I’ve been having a low key week. I’m trying to focus on socializing, but it’s tuckered me out just a little bit. Work has been a big effort these past few days, and the weather is getting grimey. I’m behind on my word count, but not by too much. It’s sitting now at about 15,000.
Today we have a big meeting with Center 1 and Center 2, and we are discussing the “Presentation” portion of class for our older levels. The first meeting we had, I was all full of ideas–like a brainstorming meeting in College. I soon realized that this wasn’t exactly how things were supposed to work. I left the meeting confused and set back. We have to make an outline of one story, but so far my work hasn’t really been good enough–but people don’t want me to loose face, so instead of telling me what I did wrong, they just say “I’ll do it for you.” Not exactly the best way to learn, but whatever.
The boss is proposing this change to our presentation system to the big corp for my school. To me, that is a good example of Korean business culture. Nobody does anything without the consent of their superiors. Foreign teachers complain a lot about having to always answer to the Korean teachers. The Korean teachers always have to answer to the boss. The bosses always have to answer to corp. It goes on and on. Everything is so regimented, polite, unchanging. Your quality is measured by how well you fit the mold you were placed in. This is very Confucian, very Taoist–“The Way is like Water, it fits to any shape, and is content with the lowest of places.”
Sigh. I wish I was as enlightened as the Tao these days.
Speaking of the Tao… interesting tidbit that I researched on Wikipedia. The Korean symbol, one that is seen on nearly ALL Buddhist temples (besides the swastika) is a blue, red, and yellow swirl that looks like this. I was intrigued about this symbol, because it’s uniquely Korean. Turns out that it is the Korean Yin and Yang–except it is a trinity instead of a duality. The Chinese yin and yang symbol, with the light and dark swirls, represents heaven and earth, day and night, male and female, and a whole slew of other dual balances. Dark is on the bottom, but is rising, and light is on the top, but is falling. It is in constant motion, and there are dots within the opposite side to say that nothing is entirely pure. This is a symbol of Chinese philosophy, usually associated with Taoism, but I don’t know if it was actually made before or after the supposed writings of Lao Tzu (founder of Taoism.)

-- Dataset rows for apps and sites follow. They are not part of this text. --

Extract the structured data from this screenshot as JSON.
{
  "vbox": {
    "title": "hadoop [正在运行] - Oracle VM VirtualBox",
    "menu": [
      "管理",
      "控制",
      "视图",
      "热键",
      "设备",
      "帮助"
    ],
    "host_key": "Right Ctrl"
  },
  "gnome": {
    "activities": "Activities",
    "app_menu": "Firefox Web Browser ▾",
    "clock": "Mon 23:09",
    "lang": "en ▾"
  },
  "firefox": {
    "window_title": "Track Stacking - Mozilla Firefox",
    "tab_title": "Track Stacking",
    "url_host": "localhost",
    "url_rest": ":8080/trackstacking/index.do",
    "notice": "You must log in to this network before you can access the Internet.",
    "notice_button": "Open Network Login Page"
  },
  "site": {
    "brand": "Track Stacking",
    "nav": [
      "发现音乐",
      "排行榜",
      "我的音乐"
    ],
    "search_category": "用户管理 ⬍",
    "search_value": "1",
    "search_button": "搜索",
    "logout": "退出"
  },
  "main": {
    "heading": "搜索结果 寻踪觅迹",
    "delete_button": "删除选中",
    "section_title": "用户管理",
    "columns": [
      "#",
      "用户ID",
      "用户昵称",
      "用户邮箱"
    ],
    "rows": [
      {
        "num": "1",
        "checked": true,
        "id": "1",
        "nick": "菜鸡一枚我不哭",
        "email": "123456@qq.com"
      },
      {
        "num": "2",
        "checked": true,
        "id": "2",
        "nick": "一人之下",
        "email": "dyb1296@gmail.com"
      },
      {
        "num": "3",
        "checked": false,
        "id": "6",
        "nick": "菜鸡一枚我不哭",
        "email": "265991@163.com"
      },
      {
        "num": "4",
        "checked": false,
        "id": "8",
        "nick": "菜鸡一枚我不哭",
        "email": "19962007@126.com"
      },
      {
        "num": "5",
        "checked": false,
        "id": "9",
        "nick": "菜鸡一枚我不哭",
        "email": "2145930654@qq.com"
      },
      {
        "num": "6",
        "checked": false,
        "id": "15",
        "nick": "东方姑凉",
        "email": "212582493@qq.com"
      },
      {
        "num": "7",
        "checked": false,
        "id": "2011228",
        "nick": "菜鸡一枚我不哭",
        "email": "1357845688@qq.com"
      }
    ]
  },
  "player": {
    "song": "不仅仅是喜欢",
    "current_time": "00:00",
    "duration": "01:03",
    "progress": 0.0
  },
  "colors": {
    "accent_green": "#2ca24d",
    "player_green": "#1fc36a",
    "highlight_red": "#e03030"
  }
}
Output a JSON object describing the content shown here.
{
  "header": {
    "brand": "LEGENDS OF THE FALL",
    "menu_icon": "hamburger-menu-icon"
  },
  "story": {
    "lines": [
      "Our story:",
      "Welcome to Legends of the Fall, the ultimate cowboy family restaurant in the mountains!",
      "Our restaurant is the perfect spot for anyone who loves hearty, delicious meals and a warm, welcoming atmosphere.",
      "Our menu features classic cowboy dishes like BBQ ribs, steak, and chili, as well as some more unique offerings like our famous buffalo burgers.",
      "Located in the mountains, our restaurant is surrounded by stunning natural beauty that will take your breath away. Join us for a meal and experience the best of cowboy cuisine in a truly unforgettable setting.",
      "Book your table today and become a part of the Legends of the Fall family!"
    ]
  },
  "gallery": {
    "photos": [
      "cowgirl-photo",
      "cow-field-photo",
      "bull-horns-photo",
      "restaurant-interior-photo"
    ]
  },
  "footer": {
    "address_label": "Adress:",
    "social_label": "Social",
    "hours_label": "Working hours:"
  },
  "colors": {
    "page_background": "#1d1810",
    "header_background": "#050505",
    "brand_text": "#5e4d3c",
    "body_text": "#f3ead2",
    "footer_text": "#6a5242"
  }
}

Anyway, the Koreans adopted this symbol, but changed the colors. They use red and blue. You can see it on the South Korean flag. (I don’t know what the black bars mean, but I should find out, shouldn’t I?) This symbol is called the Taegeuk, or 대극. Buddhism arrived in Korea over several hundred years, spreading into different kingdoms at different rates. Korean Buddhism adopted this symbol, but added the third lobe–the yellow one–which represents humanity. So instead of just having heaven and earth, there is heaven, earth, and humanity placed in perpetual balance. It is called the Sam-Taegeuk, which literally means “Three-Taegeuk”.
Anyway, there’s a couple interesting tidbits about the things that I’m learning here. My Korean is still atrocious, and I’m quite lazy and don’t feel like studying. I feel like I should step on it, you know. Get working because I only have a year–but then I realize that that’s still ten months, and I get lazy again.
I bought this “Survival Korean” book. It has the phrases in English, romanized Korean, and in 한글. I’ve been practicing writing and reading what I can, but it’s so daunting. Sometimes I play games with my kids, having them say a word and me trying to spell it on the board. Usually I’m good–but there are a lot of sounds that are so similar to my untrained ears. Like “ah” “aw” and “oh”. I can distinguish “ah” and “oh”, but when you throw the third one in there I’m lost–“aw” could be a, o, or u in the English language. Then there’s “u” and “eu”, like an “oo” sound and a harsher “ew” sound. Impossible, I tell you. But thank god I can read, I’ll tell you that. Anyone who is considering coming to Korea to live should learn to read. It helps SO much. I pick up words and things, and I can properly understand how to pronounce things, because if I can spell it, I can say it with the correct inflection. I don’t know what I would do if I couldn’t read.
Anyway, I also got postits and plastered Korean words all over my house. It’s helping I know that the word for toothbrush is chit-sol. And the word for key is yeolshwi.
But enough of this. Back to the word count!